Website and app data records:
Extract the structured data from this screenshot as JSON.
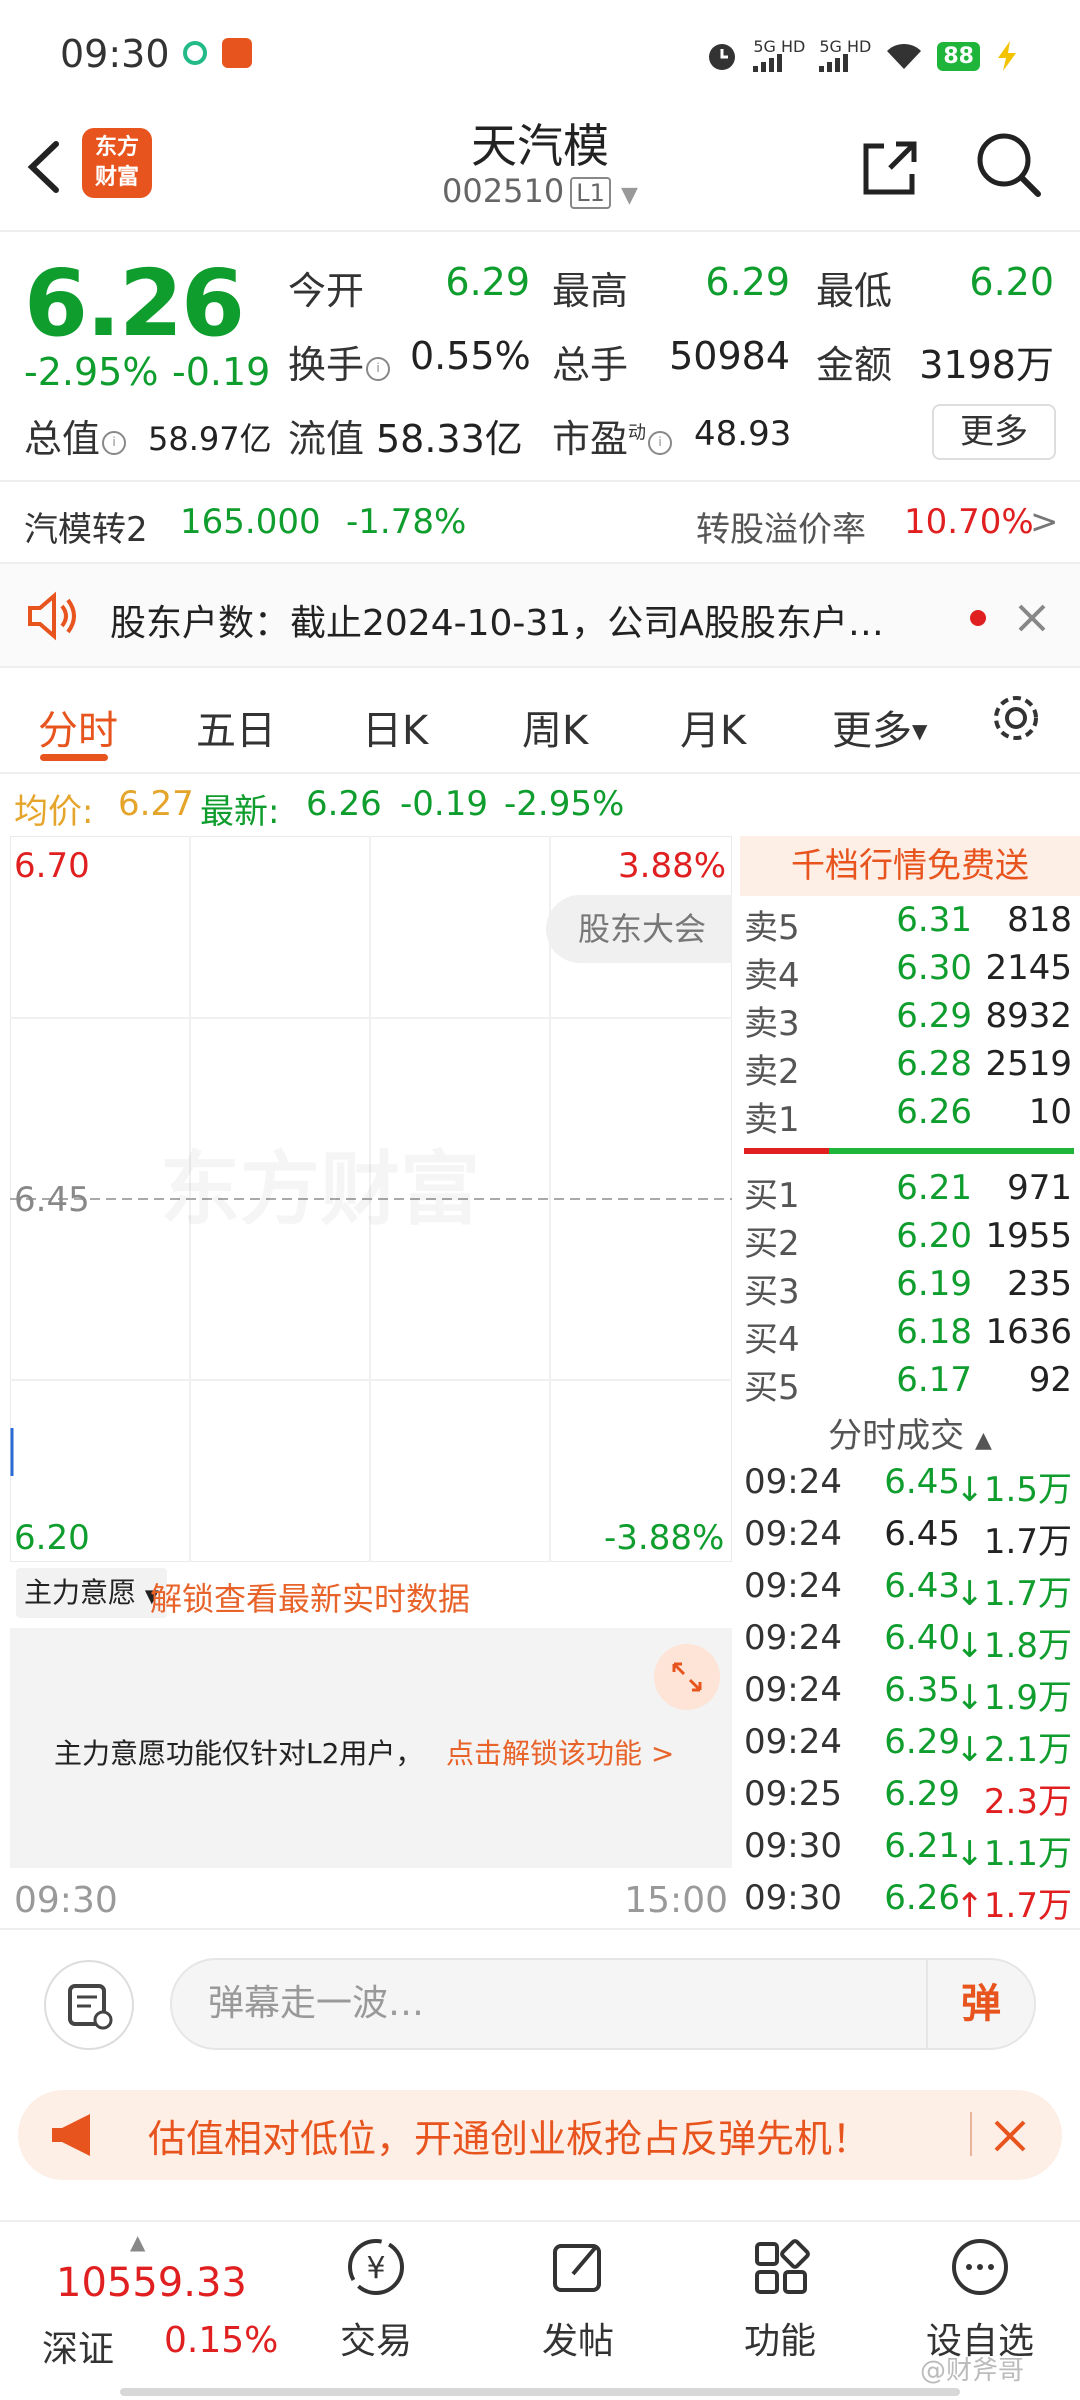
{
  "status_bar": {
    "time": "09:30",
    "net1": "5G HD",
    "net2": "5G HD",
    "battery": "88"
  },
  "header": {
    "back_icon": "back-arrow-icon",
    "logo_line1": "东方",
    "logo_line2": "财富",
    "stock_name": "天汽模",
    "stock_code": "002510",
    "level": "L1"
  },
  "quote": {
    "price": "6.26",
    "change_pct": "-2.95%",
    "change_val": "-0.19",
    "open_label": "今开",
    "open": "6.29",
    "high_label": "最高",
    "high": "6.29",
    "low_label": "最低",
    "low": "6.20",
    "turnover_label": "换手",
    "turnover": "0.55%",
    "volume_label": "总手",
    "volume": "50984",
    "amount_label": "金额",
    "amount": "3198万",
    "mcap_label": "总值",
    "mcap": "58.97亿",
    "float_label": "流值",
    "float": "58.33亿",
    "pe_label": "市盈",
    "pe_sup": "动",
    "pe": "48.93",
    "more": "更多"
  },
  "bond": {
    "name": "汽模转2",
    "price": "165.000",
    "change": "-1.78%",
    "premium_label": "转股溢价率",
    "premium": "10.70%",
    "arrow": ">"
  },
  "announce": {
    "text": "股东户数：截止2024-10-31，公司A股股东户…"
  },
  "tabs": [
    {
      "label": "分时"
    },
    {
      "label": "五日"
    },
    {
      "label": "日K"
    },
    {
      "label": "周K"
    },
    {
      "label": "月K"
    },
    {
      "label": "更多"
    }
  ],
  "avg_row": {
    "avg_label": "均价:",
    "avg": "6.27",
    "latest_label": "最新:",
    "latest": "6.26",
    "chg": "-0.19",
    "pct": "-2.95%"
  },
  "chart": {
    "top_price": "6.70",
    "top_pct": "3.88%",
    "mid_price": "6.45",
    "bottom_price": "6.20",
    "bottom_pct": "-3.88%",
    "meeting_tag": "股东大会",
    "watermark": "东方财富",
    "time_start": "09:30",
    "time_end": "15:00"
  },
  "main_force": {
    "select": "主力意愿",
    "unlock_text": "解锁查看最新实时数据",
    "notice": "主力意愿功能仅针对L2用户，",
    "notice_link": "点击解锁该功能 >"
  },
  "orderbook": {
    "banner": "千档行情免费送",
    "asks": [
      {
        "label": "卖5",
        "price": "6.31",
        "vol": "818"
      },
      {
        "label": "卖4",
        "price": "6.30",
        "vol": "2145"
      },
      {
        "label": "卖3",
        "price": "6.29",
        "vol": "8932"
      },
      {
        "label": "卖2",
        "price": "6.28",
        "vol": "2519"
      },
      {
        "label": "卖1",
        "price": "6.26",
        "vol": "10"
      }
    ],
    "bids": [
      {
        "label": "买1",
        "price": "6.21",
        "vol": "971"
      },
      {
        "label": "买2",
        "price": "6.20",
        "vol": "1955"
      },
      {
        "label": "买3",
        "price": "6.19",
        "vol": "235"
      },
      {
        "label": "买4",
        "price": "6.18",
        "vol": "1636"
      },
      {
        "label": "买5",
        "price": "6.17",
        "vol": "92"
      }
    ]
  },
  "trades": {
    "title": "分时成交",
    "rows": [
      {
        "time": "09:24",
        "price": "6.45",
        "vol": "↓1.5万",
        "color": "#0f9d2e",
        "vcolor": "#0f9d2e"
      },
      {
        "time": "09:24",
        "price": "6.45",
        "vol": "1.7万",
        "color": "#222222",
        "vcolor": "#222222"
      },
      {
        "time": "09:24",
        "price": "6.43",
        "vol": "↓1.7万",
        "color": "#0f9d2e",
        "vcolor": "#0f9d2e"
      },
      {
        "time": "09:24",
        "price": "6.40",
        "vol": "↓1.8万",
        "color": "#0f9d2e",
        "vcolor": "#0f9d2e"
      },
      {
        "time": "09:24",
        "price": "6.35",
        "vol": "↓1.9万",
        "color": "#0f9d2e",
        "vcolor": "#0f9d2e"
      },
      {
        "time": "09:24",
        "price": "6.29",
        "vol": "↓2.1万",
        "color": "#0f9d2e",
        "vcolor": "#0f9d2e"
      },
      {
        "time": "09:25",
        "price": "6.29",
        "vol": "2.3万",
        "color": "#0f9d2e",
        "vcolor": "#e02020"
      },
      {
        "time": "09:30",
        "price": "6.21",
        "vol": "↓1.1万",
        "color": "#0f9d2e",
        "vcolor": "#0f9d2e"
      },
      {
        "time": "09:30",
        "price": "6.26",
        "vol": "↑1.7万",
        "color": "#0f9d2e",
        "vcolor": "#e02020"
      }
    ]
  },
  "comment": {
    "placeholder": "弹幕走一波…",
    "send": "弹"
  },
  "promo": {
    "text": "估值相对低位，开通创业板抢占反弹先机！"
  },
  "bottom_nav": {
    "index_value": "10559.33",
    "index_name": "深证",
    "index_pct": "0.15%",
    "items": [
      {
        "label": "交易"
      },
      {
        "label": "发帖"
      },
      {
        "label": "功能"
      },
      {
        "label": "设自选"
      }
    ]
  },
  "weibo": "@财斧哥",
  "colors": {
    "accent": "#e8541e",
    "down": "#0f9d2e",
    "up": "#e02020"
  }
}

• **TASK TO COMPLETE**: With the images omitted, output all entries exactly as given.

• **SOLUTION FOR THIS TASK**:
Extract the structured data from this screenshot as JSON.
{
  "status_bar": {
    "time": "09:30",
    "net1": "5G HD",
    "net2": "5G HD",
    "battery": "88"
  },
  "header": {
    "back_icon": "back-arrow-icon",
    "logo_line1": "东方",
    "logo_line2": "财富",
    "stock_name": "天汽模",
    "stock_code": "002510",
    "level": "L1"
  },
  "quote": {
    "price": "6.26",
    "change_pct": "-2.95%",
    "change_val": "-0.19",
    "open_label": "今开",
    "open": "6.29",
    "high_label": "最高",
    "high": "6.29",
    "low_label": "最低",
    "low": "6.20",
    "turnover_label": "换手",
    "turnover": "0.55%",
    "volume_label": "总手",
    "volume": "50984",
    "amount_label": "金额",
    "amount": "3198万",
    "mcap_label": "总值",
    "mcap": "58.97亿",
    "float_label": "流值",
    "float": "58.33亿",
    "pe_label": "市盈",
    "pe_sup": "动",
    "pe": "48.93",
    "more": "更多"
  },
  "bond": {
    "name": "汽模转2",
    "price": "165.000",
    "change": "-1.78%",
    "premium_label": "转股溢价率",
    "premium": "10.70%",
    "arrow": ">"
  },
  "announce": {
    "text": "股东户数：截止2024-10-31，公司A股股东户…"
  },
  "tabs": [
    {
      "label": "分时"
    },
    {
      "label": "五日"
    },
    {
      "label": "日K"
    },
    {
      "label": "周K"
    },
    {
      "label": "月K"
    },
    {
      "label": "更多"
    }
  ],
  "avg_row": {
    "avg_label": "均价:",
    "avg": "6.27",
    "latest_label": "最新:",
    "latest": "6.26",
    "chg": "-0.19",
    "pct": "-2.95%"
  },
  "chart": {
    "top_price": "6.70",
    "top_pct": "3.88%",
    "mid_price": "6.45",
    "bottom_price": "6.20",
    "bottom_pct": "-3.88%",
    "meeting_tag": "股东大会",
    "watermark": "东方财富",
    "time_start": "09:30",
    "time_end": "15:00"
  },
  "main_force": {
    "select": "主力意愿",
    "unlock_text": "解锁查看最新实时数据",
    "notice": "主力意愿功能仅针对L2用户，",
    "notice_link": "点击解锁该功能 >"
  },
  "orderbook": {
    "banner": "千档行情免费送",
    "asks": [
      {
        "label": "卖5",
        "price": "6.31",
        "vol": "818"
      },
      {
        "label": "卖4",
        "price": "6.30",
        "vol": "2145"
      },
      {
        "label": "卖3",
        "price": "6.29",
        "vol": "8932"
      },
      {
        "label": "卖2",
        "price": "6.28",
        "vol": "2519"
      },
      {
        "label": "卖1",
        "price": "6.26",
        "vol": "10"
      }
    ],
    "bids": [
      {
        "label": "买1",
        "price": "6.21",
        "vol": "971"
      },
      {
        "label": "买2",
        "price": "6.20",
        "vol": "1955"
      },
      {
        "label": "买3",
        "price": "6.19",
        "vol": "235"
      },
      {
        "label": "买4",
        "price": "6.18",
        "vol": "1636"
      },
      {
        "label": "买5",
        "price": "6.17",
        "vol": "92"
      }
    ]
  },
  "trades": {
    "title": "分时成交",
    "rows": [
      {
        "time": "09:24",
        "price": "6.45",
        "vol": "↓1.5万",
        "color": "#0f9d2e",
        "vcolor": "#0f9d2e"
      },
      {
        "time": "09:24",
        "price": "6.45",
        "vol": "1.7万",
        "color": "#222222",
        "vcolor": "#222222"
      },
      {
        "time": "09:24",
        "price": "6.43",
        "vol": "↓1.7万",
        "color": "#0f9d2e",
        "vcolor": "#0f9d2e"
      },
      {
        "time": "09:24",
        "price": "6.40",
        "vol": "↓1.8万",
        "color": "#0f9d2e",
        "vcolor": "#0f9d2e"
      },
      {
        "time": "09:24",
        "price": "6.35",
        "vol": "↓1.9万",
        "color": "#0f9d2e",
        "vcolor": "#0f9d2e"
      },
      {
        "time": "09:24",
        "price": "6.29",
        "vol": "↓2.1万",
        "color": "#0f9d2e",
        "vcolor": "#0f9d2e"
      },
      {
        "time": "09:25",
        "price": "6.29",
        "vol": "2.3万",
        "color": "#0f9d2e",
        "vcolor": "#e02020"
      },
      {
        "time": "09:30",
        "price": "6.21",
        "vol": "↓1.1万",
        "color": "#0f9d2e",
        "vcolor": "#0f9d2e"
      },
      {
        "time": "09:30",
        "price": "6.26",
        "vol": "↑1.7万",
        "color": "#0f9d2e",
        "vcolor": "#e02020"
      }
    ]
  },
  "comment": {
    "placeholder": "弹幕走一波…",
    "send": "弹"
  },
  "promo": {
    "text": "估值相对低位，开通创业板抢占反弹先机！"
  },
  "bottom_nav": {
    "index_value": "10559.33",
    "index_name": "深证",
    "index_pct": "0.15%",
    "items": [
      {
        "label": "交易"
      },
      {
        "label": "发帖"
      },
      {
        "label": "功能"
      },
      {
        "label": "设自选"
      }
    ]
  },
  "weibo": "@财斧哥",
  "colors": {
    "accent": "#e8541e",
    "down": "#0f9d2e",
    "up": "#e02020"
  }
}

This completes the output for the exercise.